Content starts
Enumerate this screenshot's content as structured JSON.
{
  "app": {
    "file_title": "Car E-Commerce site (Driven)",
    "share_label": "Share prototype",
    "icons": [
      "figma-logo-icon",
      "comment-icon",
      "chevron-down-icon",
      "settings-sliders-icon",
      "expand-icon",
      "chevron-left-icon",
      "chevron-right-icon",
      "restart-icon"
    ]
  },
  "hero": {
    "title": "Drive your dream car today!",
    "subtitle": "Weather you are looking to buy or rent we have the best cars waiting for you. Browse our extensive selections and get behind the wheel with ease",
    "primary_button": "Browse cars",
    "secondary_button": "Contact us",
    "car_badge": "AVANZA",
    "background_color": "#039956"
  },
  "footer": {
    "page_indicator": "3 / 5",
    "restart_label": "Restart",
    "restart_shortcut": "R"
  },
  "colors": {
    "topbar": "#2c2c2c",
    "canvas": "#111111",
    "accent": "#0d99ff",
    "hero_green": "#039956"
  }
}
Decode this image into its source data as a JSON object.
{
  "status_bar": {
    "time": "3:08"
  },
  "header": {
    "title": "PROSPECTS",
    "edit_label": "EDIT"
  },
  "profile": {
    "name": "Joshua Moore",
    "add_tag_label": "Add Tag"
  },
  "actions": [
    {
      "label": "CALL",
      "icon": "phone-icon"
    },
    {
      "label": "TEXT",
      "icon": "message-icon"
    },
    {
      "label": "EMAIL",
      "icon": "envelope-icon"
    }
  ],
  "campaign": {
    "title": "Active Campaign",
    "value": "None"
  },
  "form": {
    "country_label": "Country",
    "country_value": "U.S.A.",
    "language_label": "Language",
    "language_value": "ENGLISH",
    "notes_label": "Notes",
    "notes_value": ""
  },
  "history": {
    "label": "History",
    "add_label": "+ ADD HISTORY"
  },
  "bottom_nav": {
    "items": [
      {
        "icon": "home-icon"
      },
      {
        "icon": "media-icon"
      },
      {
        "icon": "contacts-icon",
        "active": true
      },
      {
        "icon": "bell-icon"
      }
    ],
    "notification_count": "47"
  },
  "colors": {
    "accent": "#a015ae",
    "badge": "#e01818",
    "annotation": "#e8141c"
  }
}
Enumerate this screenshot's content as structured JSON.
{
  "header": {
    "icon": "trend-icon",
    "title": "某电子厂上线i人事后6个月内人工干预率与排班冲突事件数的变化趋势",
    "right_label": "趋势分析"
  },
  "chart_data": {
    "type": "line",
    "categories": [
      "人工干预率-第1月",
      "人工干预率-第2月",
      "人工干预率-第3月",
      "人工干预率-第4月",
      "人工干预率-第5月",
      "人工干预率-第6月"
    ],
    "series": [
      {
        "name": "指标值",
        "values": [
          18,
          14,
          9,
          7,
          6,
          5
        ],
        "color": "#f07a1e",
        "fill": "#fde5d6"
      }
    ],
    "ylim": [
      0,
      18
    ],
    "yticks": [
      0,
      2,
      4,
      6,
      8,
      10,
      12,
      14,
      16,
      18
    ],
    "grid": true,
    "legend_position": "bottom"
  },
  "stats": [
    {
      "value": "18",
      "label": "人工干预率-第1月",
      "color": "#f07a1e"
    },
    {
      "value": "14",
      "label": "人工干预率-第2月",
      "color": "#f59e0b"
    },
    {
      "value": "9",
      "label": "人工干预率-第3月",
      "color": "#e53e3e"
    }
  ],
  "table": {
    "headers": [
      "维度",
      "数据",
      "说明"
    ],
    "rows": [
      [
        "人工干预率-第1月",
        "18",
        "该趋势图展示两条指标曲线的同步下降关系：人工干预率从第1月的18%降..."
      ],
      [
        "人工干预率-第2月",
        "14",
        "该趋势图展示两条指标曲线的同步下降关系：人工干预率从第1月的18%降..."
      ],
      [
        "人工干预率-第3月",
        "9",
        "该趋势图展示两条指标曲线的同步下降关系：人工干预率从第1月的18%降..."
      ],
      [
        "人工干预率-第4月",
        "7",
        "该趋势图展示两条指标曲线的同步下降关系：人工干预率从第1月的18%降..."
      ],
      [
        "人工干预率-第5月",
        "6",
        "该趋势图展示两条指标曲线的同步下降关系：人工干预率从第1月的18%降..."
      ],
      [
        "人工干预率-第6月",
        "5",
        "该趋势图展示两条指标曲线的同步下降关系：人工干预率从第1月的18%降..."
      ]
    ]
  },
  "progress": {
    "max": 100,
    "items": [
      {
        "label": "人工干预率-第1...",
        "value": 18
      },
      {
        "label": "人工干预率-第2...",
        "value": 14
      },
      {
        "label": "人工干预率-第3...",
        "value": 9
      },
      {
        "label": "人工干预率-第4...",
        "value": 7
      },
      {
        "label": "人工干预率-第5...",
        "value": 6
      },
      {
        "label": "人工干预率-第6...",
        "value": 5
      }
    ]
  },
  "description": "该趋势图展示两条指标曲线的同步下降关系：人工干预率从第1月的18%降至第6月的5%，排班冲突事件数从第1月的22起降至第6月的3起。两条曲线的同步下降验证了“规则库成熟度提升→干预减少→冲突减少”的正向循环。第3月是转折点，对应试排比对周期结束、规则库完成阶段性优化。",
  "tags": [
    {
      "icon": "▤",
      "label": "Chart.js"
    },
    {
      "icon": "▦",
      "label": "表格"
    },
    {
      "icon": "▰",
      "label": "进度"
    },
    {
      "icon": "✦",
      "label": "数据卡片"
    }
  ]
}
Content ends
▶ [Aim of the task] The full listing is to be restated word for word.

▶ [Written answer]
Enumerate this screenshot's content as structured JSON.
{
  "app": {
    "file_title": "Car E-Commerce site (Driven)",
    "share_label": "Share prototype",
    "icons": [
      "figma-logo-icon",
      "comment-icon",
      "chevron-down-icon",
      "settings-sliders-icon",
      "expand-icon",
      "chevron-left-icon",
      "chevron-right-icon",
      "restart-icon"
    ]
  },
  "hero": {
    "title": "Drive your dream car today!",
    "subtitle": "Weather you are looking to buy or rent we have the best cars waiting for you. Browse our extensive selections and get behind the wheel with ease",
    "primary_button": "Browse cars",
    "secondary_button": "Contact us",
    "car_badge": "AVANZA",
    "background_color": "#039956"
  },
  "footer": {
    "page_indicator": "3 / 5",
    "restart_label": "Restart",
    "restart_shortcut": "R"
  },
  "colors": {
    "topbar": "#2c2c2c",
    "canvas": "#111111",
    "accent": "#0d99ff",
    "hero_green": "#039956"
  }
}
Decode this image into its source data as a JSON object.
{
  "status_bar": {
    "time": "3:08"
  },
  "header": {
    "title": "PROSPECTS",
    "edit_label": "EDIT"
  },
  "profile": {
    "name": "Joshua Moore",
    "add_tag_label": "Add Tag"
  },
  "actions": [
    {
      "label": "CALL",
      "icon": "phone-icon"
    },
    {
      "label": "TEXT",
      "icon": "message-icon"
    },
    {
      "label": "EMAIL",
      "icon": "envelope-icon"
    }
  ],
  "campaign": {
    "title": "Active Campaign",
    "value": "None"
  },
  "form": {
    "country_label": "Country",
    "country_value": "U.S.A.",
    "language_label": "Language",
    "language_value": "ENGLISH",
    "notes_label": "Notes",
    "notes_value": ""
  },
  "history": {
    "label": "History",
    "add_label": "+ ADD HISTORY"
  },
  "bottom_nav": {
    "items": [
      {
        "icon": "home-icon"
      },
      {
        "icon": "media-icon"
      },
      {
        "icon": "contacts-icon",
        "active": true
      },
      {
        "icon": "bell-icon"
      }
    ],
    "notification_count": "47"
  },
  "colors": {
    "accent": "#a015ae",
    "badge": "#e01818",
    "annotation": "#e8141c"
  }
}
Enumerate this screenshot's content as structured JSON.
{
  "header": {
    "icon": "trend-icon",
    "title": "某电子厂上线i人事后6个月内人工干预率与排班冲突事件数的变化趋势",
    "right_label": "趋势分析"
  },
  "chart_data": {
    "type": "line",
    "categories": [
      "人工干预率-第1月",
      "人工干预率-第2月",
      "人工干预率-第3月",
      "人工干预率-第4月",
      "人工干预率-第5月",
      "人工干预率-第6月"
    ],
    "series": [
      {
        "name": "指标值",
        "values": [
          18,
          14,
          9,
          7,
          6,
          5
        ],
        "color": "#f07a1e",
        "fill": "#fde5d6"
      }
    ],
    "ylim": [
      0,
      18
    ],
    "yticks": [
      0,
      2,
      4,
      6,
      8,
      10,
      12,
      14,
      16,
      18
    ],
    "grid": true,
    "legend_position": "bottom"
  },
  "stats": [
    {
      "value": "18",
      "label": "人工干预率-第1月",
      "color": "#f07a1e"
    },
    {
      "value": "14",
      "label": "人工干预率-第2月",
      "color": "#f59e0b"
    },
    {
      "value": "9",
      "label": "人工干预率-第3月",
      "color": "#e53e3e"
    }
  ],
  "table": {
    "headers": [
      "维度",
      "数据",
      "说明"
    ],
    "rows": [
      [
        "人工干预率-第1月",
        "18",
        "该趋势图展示两条指标曲线的同步下降关系：人工干预率从第1月的18%降..."
      ],
      [
        "人工干预率-第2月",
        "14",
        "该趋势图展示两条指标曲线的同步下降关系：人工干预率从第1月的18%降..."
      ],
      [
        "人工干预率-第3月",
        "9",
        "该趋势图展示两条指标曲线的同步下降关系：人工干预率从第1月的18%降..."
      ],
      [
        "人工干预率-第4月",
        "7",
        "该趋势图展示两条指标曲线的同步下降关系：人工干预率从第1月的18%降..."
      ],
      [
        "人工干预率-第5月",
        "6",
        "该趋势图展示两条指标曲线的同步下降关系：人工干预率从第1月的18%降..."
      ],
      [
        "人工干预率-第6月",
        "5",
        "该趋势图展示两条指标曲线的同步下降关系：人工干预率从第1月的18%降..."
      ]
    ]
  },
  "progress": {
    "max": 100,
    "items": [
      {
        "label": "人工干预率-第1...",
        "value": 18
      },
      {
        "label": "人工干预率-第2...",
        "value": 14
      },
      {
        "label": "人工干预率-第3...",
        "value": 9
      },
      {
        "label": "人工干预率-第4...",
        "value": 7
      },
      {
        "label": "人工干预率-第5...",
        "value": 6
      },
      {
        "label": "人工干预率-第6...",
        "value": 5
      }
    ]
  },
  "description": "该趋势图展示两条指标曲线的同步下降关系：人工干预率从第1月的18%降至第6月的5%，排班冲突事件数从第1月的22起降至第6月的3起。两条曲线的同步下降验证了“规则库成熟度提升→干预减少→冲突减少”的正向循环。第3月是转折点，对应试排比对周期结束、规则库完成阶段性优化。",
  "tags": [
    {
      "icon": "▤",
      "label": "Chart.js"
    },
    {
      "icon": "▦",
      "label": "表格"
    },
    {
      "icon": "▰",
      "label": "进度"
    },
    {
      "icon": "✦",
      "label": "数据卡片"
    }
  ]
}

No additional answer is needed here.